'''
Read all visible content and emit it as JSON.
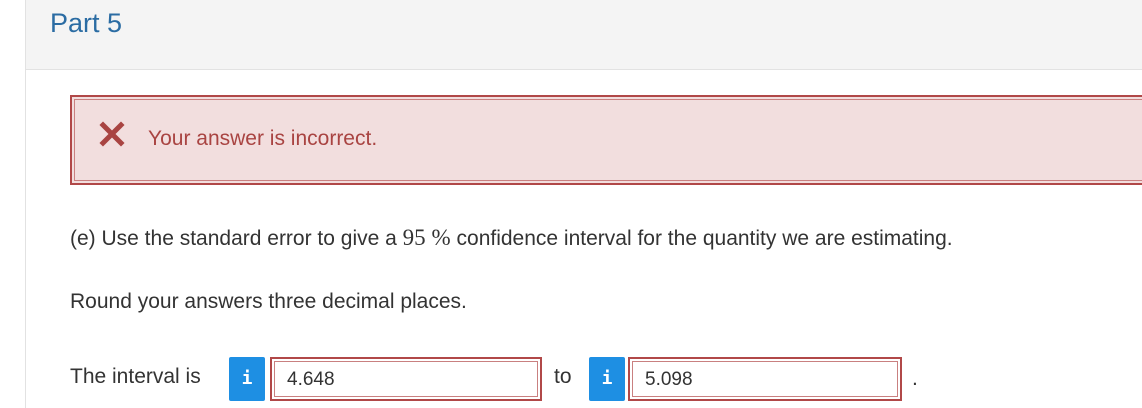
{
  "part": {
    "title": "Part 5"
  },
  "feedback": {
    "icon": "close-icon",
    "message": "Your answer is incorrect.",
    "color": "#a94442",
    "background": "#f2dede"
  },
  "question": {
    "prefix": "(e) Use the standard error to give a ",
    "confidence_value": "95",
    "percent_symbol": "%",
    "suffix": " confidence interval for the quantity we are estimating."
  },
  "instruction": "Round your answers three decimal places.",
  "interval": {
    "label": "The interval is",
    "info_icon_glyph": "i",
    "lower_value": "4.648",
    "to_label": "to",
    "upper_value": "5.098",
    "end_punctuation": "."
  },
  "colors": {
    "accent_blue": "#2b6ca3",
    "info_button": "#1e8fe3",
    "error_border": "#b14848"
  }
}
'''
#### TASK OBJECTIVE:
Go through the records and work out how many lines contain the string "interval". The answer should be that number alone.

#### RESULT OF THIS EXERCISE:
3